“Guess we’re both in transition. I’m all about figuring out my future too.”
“Change is hard.” His voice was slow and thoughtful. His Southern accent seemed more pronounced.
I loved the smooth, sexy drawl. Maybe it was the liquor percolating through me, sending tingly sex signals down between my legs, or maybe it was the hushed intimacy of the two of us sitting together in my apartment, but I was becoming aroused. Every time J.D. shifted or swallowed more of his drink, the quiet movements gave me a little shiver. Again a sense of familiarity tickled at the edge of my consciousness, as if I’d been here before. And I felt as if I was poised beside something big stirring and waking up.
“Change is hard,” I echoed. “Especially when it’s forced on you and you don’t know what direction to take next.”
I must sound pathetic. The alcohol loosened my tongue, making me talk too openly to a stranger.
“Sometimes it seems like I’m feeling my way blind—oh fuck, I did not just say that.” The horror in J.D.’s voice made me smile.
“It’s okay. Don’t sweat it. Honestly, it’s kind of nice to know I’m not the only one flailing around in the dark.”
He laughed, and what a sweet, rich sound that was. Little petals of attraction unfurled inside me. Or, to be more honest, it was petals of pure, primal, gut-level lust. I slowed down on sipping the whisky before it made me do things I might regret.
Wyatt Brothers, Book 2
Available February 11, 2015
I began telling stories as a child. Whenever there was a sleepover, I was the designated ghost tale teller. I still have a story printed on yellow legal paper in second grade about a ghost, a witch and a talking cat.
I enjoy reading stories about people damaged by life who find healing with a like-minded soul.
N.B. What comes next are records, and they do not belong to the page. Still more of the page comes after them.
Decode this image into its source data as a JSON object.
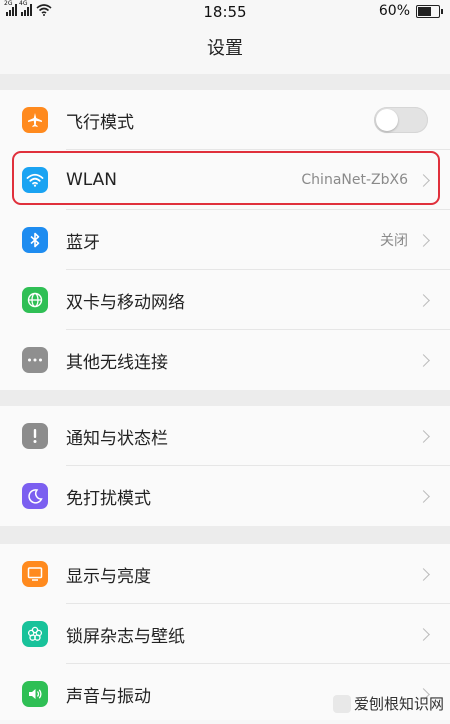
{
  "status_bar": {
    "sim1_label": "2G",
    "sim2_label": "4G",
    "time": "18:55",
    "battery_text": "60%",
    "battery_level": 0.6
  },
  "header": {
    "title": "设置"
  },
  "groups": [
    {
      "items": [
        {
          "label": "飞行模式",
          "icon": "airplane-icon",
          "color": "#ff8a1e",
          "toggle": false
        },
        {
          "label": "WLAN",
          "value": "ChinaNet-ZbX6",
          "icon": "wifi-icon",
          "color": "#1aa3f2"
        },
        {
          "label": "蓝牙",
          "value": "关闭",
          "icon": "bluetooth-icon",
          "color": "#1e8cf0"
        },
        {
          "label": "双卡与移动网络",
          "icon": "globe-icon",
          "color": "#2fbf55"
        },
        {
          "label": "其他无线连接",
          "icon": "more-icon",
          "color": "#8f8f8f"
        }
      ]
    },
    {
      "items": [
        {
          "label": "通知与状态栏",
          "icon": "notification-icon",
          "color": "#8c8c8c"
        },
        {
          "label": "免打扰模式",
          "icon": "moon-icon",
          "color": "#7b5ff0"
        }
      ]
    },
    {
      "items": [
        {
          "label": "显示与亮度",
          "icon": "display-icon",
          "color": "#ff8a1e"
        },
        {
          "label": "锁屏杂志与壁纸",
          "icon": "flower-icon",
          "color": "#18c29a"
        },
        {
          "label": "声音与振动",
          "icon": "speaker-icon",
          "color": "#2fbf55"
        }
      ]
    }
  ],
  "watermark": {
    "text": "爱刨根知识网"
  }
}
When I couldn’t find enough books to suit my taste, I began to write them.